WASHINGTON BUREAU — The Senate today cleared the way for H.R. 5297, the Small Business Jobs Act bill, to reach the floor without changing a provision that could greatly expand Form 1099 reporting requirements.

Members voted 61-37 in favor of a cloture motion, or limit on debate, on the bill as a whole, which would revive a number of tax breaks that expired in December 2009. All Democrats and independents voted for cloture. Sens. George LeMieux, R-Fla., and George Voinovich, R-Ohio, also voted for cloture.

A Form 1099 amendment that was proposed by Sen. Ben Nelson, D-Fla., and supported by the Obama administration failed by a 56-42 vote. Supporters of the amendment needed 60 votes to invoke cloture and have it come up for a vote.

New Form 1099 reporting requirements are part of the Affordable Care Act, the legislative package that includes the Patient Protection and Affordable Care Act (PPACA). The requirements, set to take effect in 2012, are supposed to raise $18 billion in revenue over 10 years.

All businesses, tax-exempt organizations, and federal, state and local government entities would have to send 1099 forms to any vendor from whom they buy more than $600 in goods during a calendar year.

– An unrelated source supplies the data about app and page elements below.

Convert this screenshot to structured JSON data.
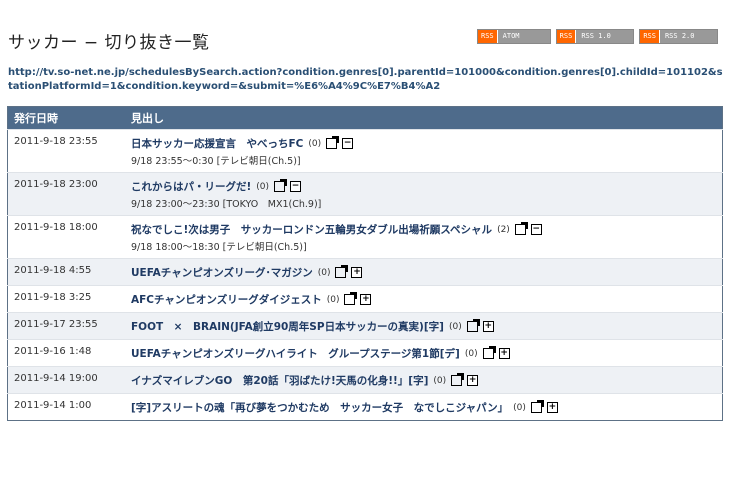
{
  "page": {
    "title": "サッカー − 切り抜き一覧"
  },
  "feeds": [
    {
      "badge": "RSS",
      "label": "ATOM"
    },
    {
      "badge": "RSS",
      "label": "RSS 1.0"
    },
    {
      "badge": "RSS",
      "label": "RSS 2.0"
    }
  ],
  "query_url": "http://tv.so-net.ne.jp/schedulesBySearch.action?condition.genres[0].parentId=101000&condition.genres[0].childId=101102&stationPlatformId=1&condition.keyword=&submit=%E6%A4%9C%E7%B4%A2",
  "table": {
    "headers": {
      "date": "発行日時",
      "title": "見出し"
    },
    "rows": [
      {
        "date": "2011-9-18 23:55",
        "title": "日本サッカー応援宣言　やべっちFC",
        "count": "(0)",
        "toggle": "−",
        "airtime": "9/18 23:55〜0:30 [テレビ朝日(Ch.5)]"
      },
      {
        "date": "2011-9-18 23:00",
        "title": "これからはパ・リーグだ!",
        "count": "(0)",
        "toggle": "−",
        "airtime": "9/18 23:00〜23:30 [TOKYO　MX1(Ch.9)]"
      },
      {
        "date": "2011-9-18 18:00",
        "title": "祝なでしこ!次は男子　サッカーロンドン五輪男女ダブル出場祈願スペシャル",
        "count": "(2)",
        "toggle": "−",
        "airtime": "9/18 18:00〜18:30 [テレビ朝日(Ch.5)]"
      },
      {
        "date": "2011-9-18 4:55",
        "title": "UEFAチャンピオンズリーグ･マガジン",
        "count": "(0)",
        "toggle": "+",
        "airtime": ""
      },
      {
        "date": "2011-9-18 3:25",
        "title": "AFCチャンピオンズリーグダイジェスト",
        "count": "(0)",
        "toggle": "+",
        "airtime": ""
      },
      {
        "date": "2011-9-17 23:55",
        "title": "FOOT　×　BRAIN(JFA創立90周年SP日本サッカーの真実)[字]",
        "count": "(0)",
        "toggle": "+",
        "airtime": ""
      },
      {
        "date": "2011-9-16 1:48",
        "title": "UEFAチャンピオンズリーグハイライト　グループステージ第1節[デ]",
        "count": "(0)",
        "toggle": "+",
        "airtime": ""
      },
      {
        "date": "2011-9-14 19:00",
        "title": "イナズマイレブンGO　第20話「羽ばたけ!天馬の化身!!」[字]",
        "count": "(0)",
        "toggle": "+",
        "airtime": ""
      },
      {
        "date": "2011-9-14 1:00",
        "title": "[字]アスリートの魂「再び夢をつかむため　サッカー女子　なでしこジャパン」",
        "count": "(0)",
        "toggle": "+",
        "airtime": ""
      }
    ]
  }
}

The Nelson amendment would have exempted firms with 25 or few workers from the reporting mandate and increased the reporting threshold to $5,000 for the other entities.

The Senate also voted 46-52 to reject an amendment by Sen. Mike Johanns, R-Neb., that would have repealed the new Form 1099 reporting requirements altogether.

The Johanns amendment would have paid for the repeal by diverting $11 billion from a new Affordable Care Act prevention and public health fund between now


and 2017. The fund is supposed to shore up anti-tobacco and obesity programs, public health departments, and organizations that provide health care in underserved communities.

The Affordable Care Act calls for the fund get $15 billion in appropriations between now and 2019.

The National Association of Insurance and Financial Advisors, Falls Church, Va., has joined other insurance and employer groups in seeking repeal of the new Form 1099 reporting requirements.

“NAIFA members welcome modifications to the new 1099 requirements to ease the burden on their small business clients,” a NAIFA staffer says.

Nelson accused Johanns and other Republicans of using the Johanns amendment to try to gut the Affordable Care Act.

One section of H.R. 5297 would simplify the rules governing partial withdrawal of funds from an annuity contract.

H.R. 5297 also includes a provision that would let self-employed people deduct their health insurance premiums and a provision that would let individuals with traditional 401(k), 403(b) and 457 plans roll their accounts into the Roth versions of the accounts.

NAIFA officials say the health premium deduction provision would last for just 1 year.

NAIFA has a higher opinion of the Roth rollover provision.

Plan participants now can roll traditional plan assets only into Roth individual retirement accounts, according to outgoing NAIFA President Thomas Currey.

The Roth rollover provision H.R. 5297 “expands the universe,” Currey says.